Diversification is a technique that deals with risk management by mixing a wide range of investments in a single portfolio in hope that the sheer number of investments can result in higher returns with low risks. In other words, if a number of investments can yield greater results, they may neutralize the loss from an individual investment in the same portfolio. So the benefits that can result from diversification will only remain sustainable if the securities are imperfectly correlated.

A Breakdown…

According to studies, a portfolio that is well maintained with over 30 securities or stocks has the ability to yield a cost effective risk reduction level. Additional benefits from diversification are obtainable if investors invest in more securities but the rate will be comparatively smaller.

More benefits are possible if foreign securities are invested which are not affected by domestic investments. For instance, if the United States suffers from an economic downturn, it may not have an effect on China’s or Japan’s economy. In other words, if you have investments in either of the last two countries, you can protect yourself to a certain degree from a huge loss.

Some investors that do not belong to an institution don’t have the funds to create a diverse portfolio which is why mutual funds are so popular.
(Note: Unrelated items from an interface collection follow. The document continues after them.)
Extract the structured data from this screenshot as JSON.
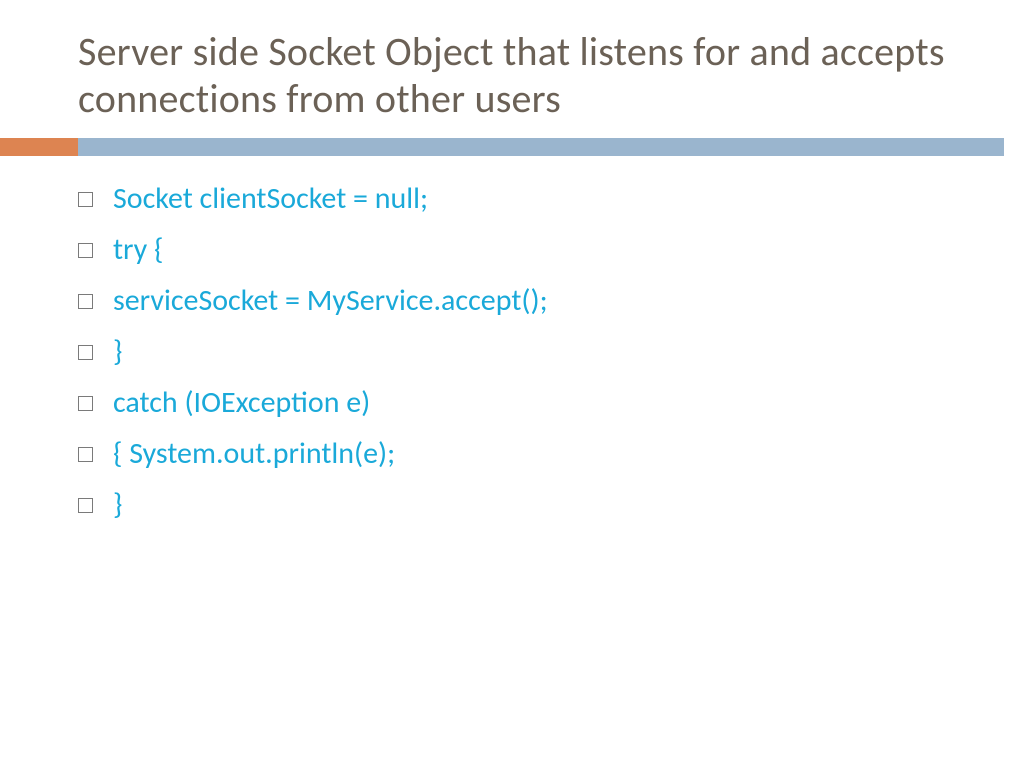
{
  "title": "Server side Socket Object that listens for and accepts connections from other users",
  "accent": {
    "orange": "#dd8451",
    "blue": "#9ab5ce"
  },
  "lines": [
    "Socket clientSocket = null;",
    "try {",
    "serviceSocket = MyService.accept();",
    "}",
    "catch (IOException e)",
    "{ System.out.println(e);",
    "}"
  ]
}
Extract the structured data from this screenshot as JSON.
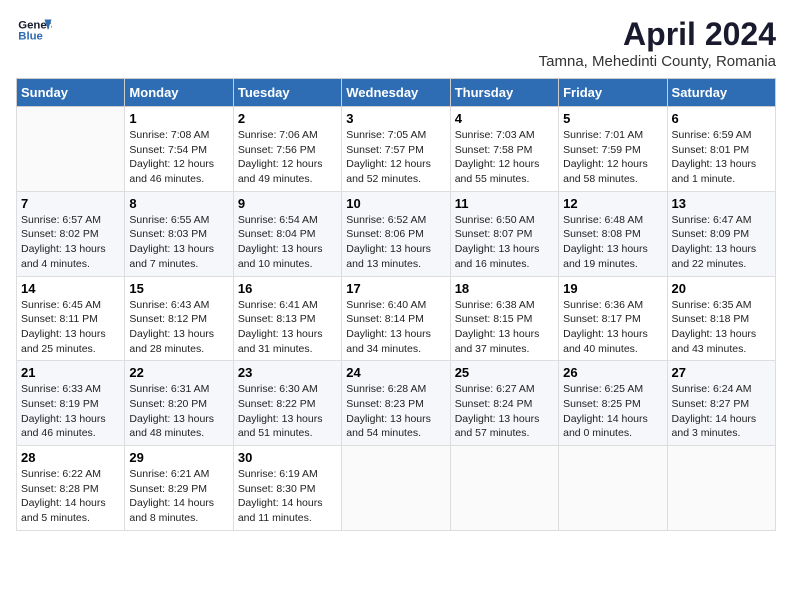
{
  "header": {
    "logo_line1": "General",
    "logo_line2": "Blue",
    "month_title": "April 2024",
    "subtitle": "Tamna, Mehedinti County, Romania"
  },
  "weekdays": [
    "Sunday",
    "Monday",
    "Tuesday",
    "Wednesday",
    "Thursday",
    "Friday",
    "Saturday"
  ],
  "weeks": [
    [
      {
        "day": "",
        "info": ""
      },
      {
        "day": "1",
        "info": "Sunrise: 7:08 AM\nSunset: 7:54 PM\nDaylight: 12 hours\nand 46 minutes."
      },
      {
        "day": "2",
        "info": "Sunrise: 7:06 AM\nSunset: 7:56 PM\nDaylight: 12 hours\nand 49 minutes."
      },
      {
        "day": "3",
        "info": "Sunrise: 7:05 AM\nSunset: 7:57 PM\nDaylight: 12 hours\nand 52 minutes."
      },
      {
        "day": "4",
        "info": "Sunrise: 7:03 AM\nSunset: 7:58 PM\nDaylight: 12 hours\nand 55 minutes."
      },
      {
        "day": "5",
        "info": "Sunrise: 7:01 AM\nSunset: 7:59 PM\nDaylight: 12 hours\nand 58 minutes."
      },
      {
        "day": "6",
        "info": "Sunrise: 6:59 AM\nSunset: 8:01 PM\nDaylight: 13 hours\nand 1 minute."
      }
    ],
    [
      {
        "day": "7",
        "info": "Sunrise: 6:57 AM\nSunset: 8:02 PM\nDaylight: 13 hours\nand 4 minutes."
      },
      {
        "day": "8",
        "info": "Sunrise: 6:55 AM\nSunset: 8:03 PM\nDaylight: 13 hours\nand 7 minutes."
      },
      {
        "day": "9",
        "info": "Sunrise: 6:54 AM\nSunset: 8:04 PM\nDaylight: 13 hours\nand 10 minutes."
      },
      {
        "day": "10",
        "info": "Sunrise: 6:52 AM\nSunset: 8:06 PM\nDaylight: 13 hours\nand 13 minutes."
      },
      {
        "day": "11",
        "info": "Sunrise: 6:50 AM\nSunset: 8:07 PM\nDaylight: 13 hours\nand 16 minutes."
      },
      {
        "day": "12",
        "info": "Sunrise: 6:48 AM\nSunset: 8:08 PM\nDaylight: 13 hours\nand 19 minutes."
      },
      {
        "day": "13",
        "info": "Sunrise: 6:47 AM\nSunset: 8:09 PM\nDaylight: 13 hours\nand 22 minutes."
      }
    ],
    [
      {
        "day": "14",
        "info": "Sunrise: 6:45 AM\nSunset: 8:11 PM\nDaylight: 13 hours\nand 25 minutes."
      },
      {
        "day": "15",
        "info": "Sunrise: 6:43 AM\nSunset: 8:12 PM\nDaylight: 13 hours\nand 28 minutes."
      },
      {
        "day": "16",
        "info": "Sunrise: 6:41 AM\nSunset: 8:13 PM\nDaylight: 13 hours\nand 31 minutes."
      },
      {
        "day": "17",
        "info": "Sunrise: 6:40 AM\nSunset: 8:14 PM\nDaylight: 13 hours\nand 34 minutes."
      },
      {
        "day": "18",
        "info": "Sunrise: 6:38 AM\nSunset: 8:15 PM\nDaylight: 13 hours\nand 37 minutes."
      },
      {
        "day": "19",
        "info": "Sunrise: 6:36 AM\nSunset: 8:17 PM\nDaylight: 13 hours\nand 40 minutes."
      },
      {
        "day": "20",
        "info": "Sunrise: 6:35 AM\nSunset: 8:18 PM\nDaylight: 13 hours\nand 43 minutes."
      }
    ],
    [
      {
        "day": "21",
        "info": "Sunrise: 6:33 AM\nSunset: 8:19 PM\nDaylight: 13 hours\nand 46 minutes."
      },
      {
        "day": "22",
        "info": "Sunrise: 6:31 AM\nSunset: 8:20 PM\nDaylight: 13 hours\nand 48 minutes."
      },
      {
        "day": "23",
        "info": "Sunrise: 6:30 AM\nSunset: 8:22 PM\nDaylight: 13 hours\nand 51 minutes."
      },
      {
        "day": "24",
        "info": "Sunrise: 6:28 AM\nSunset: 8:23 PM\nDaylight: 13 hours\nand 54 minutes."
      },
      {
        "day": "25",
        "info": "Sunrise: 6:27 AM\nSunset: 8:24 PM\nDaylight: 13 hours\nand 57 minutes."
      },
      {
        "day": "26",
        "info": "Sunrise: 6:25 AM\nSunset: 8:25 PM\nDaylight: 14 hours\nand 0 minutes."
      },
      {
        "day": "27",
        "info": "Sunrise: 6:24 AM\nSunset: 8:27 PM\nDaylight: 14 hours\nand 3 minutes."
      }
    ],
    [
      {
        "day": "28",
        "info": "Sunrise: 6:22 AM\nSunset: 8:28 PM\nDaylight: 14 hours\nand 5 minutes."
      },
      {
        "day": "29",
        "info": "Sunrise: 6:21 AM\nSunset: 8:29 PM\nDaylight: 14 hours\nand 8 minutes."
      },
      {
        "day": "30",
        "info": "Sunrise: 6:19 AM\nSunset: 8:30 PM\nDaylight: 14 hours\nand 11 minutes."
      },
      {
        "day": "",
        "info": ""
      },
      {
        "day": "",
        "info": ""
      },
      {
        "day": "",
        "info": ""
      },
      {
        "day": "",
        "info": ""
      }
    ]
  ]
}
This is actually an inexpensive way to diversify a portfolio, a fact that budget conscious investors covet.

Types of Risks

There are mainly two types of risks investors can face:

Undiversifiable risks – This is also known as a market risk and it can caused by inflation, exchange rates, political unrest, war and fluctuating interest rates to name a few. It is not specific to a single corporation or a single industry and it cannot be completely eliminated either.

Diversifiable risks – Also known as unsystematic risk, this kind is specific to a corporation, industry, economy and country and their sources are usually financial as well as business risks. However, it can be reduced with diversification. The main aim of the investor facing this risk should be to invest in a number of investments so that the loss sustained remains minimal.

Why Diversify?

Diversifying a portfolio can ensure you do not suffer massive losses that you may not be able to recover from and to preserve the integrity of your portfolio. It can also save you from going bankrupt in case the economy takes a nose dive.

Further Reading

  • Time diversification and estimation risk – www.tandfonline.com [PDF]
  • International diversification and the multinational enterprise – www.osti.gov [PDF]
  • Specialization versus diversification as a venture capital investment strategy – www.sciencedirect.com [PDF]
  • Diversification when it hurts? The joint distributions of real estate and equity markets – www.tandfonline.com [PDF]
  • The determinants of firm diversification in UK quoted companies – www.tandfonline.com [PDF]
  • Does diversification create value in the presence of external financing constraints? Evidence from the 2007–2009 financial crisis – papers.ssrn.com [PDF]
  • International portfolio diversification: a synthesis and an update – www.sciencedirect.com [PDF]
  • Curvilinearity in the diversification–performance linkage: an examination of over three decades of research – onlinelibrary.wiley.com [PDF]
  • The effect of international diversification on corporate financing policy – www.sciencedirect.com [PDF]
  • Ownership structure, corporate diversification and capital structure – www.emerald.com [PDF]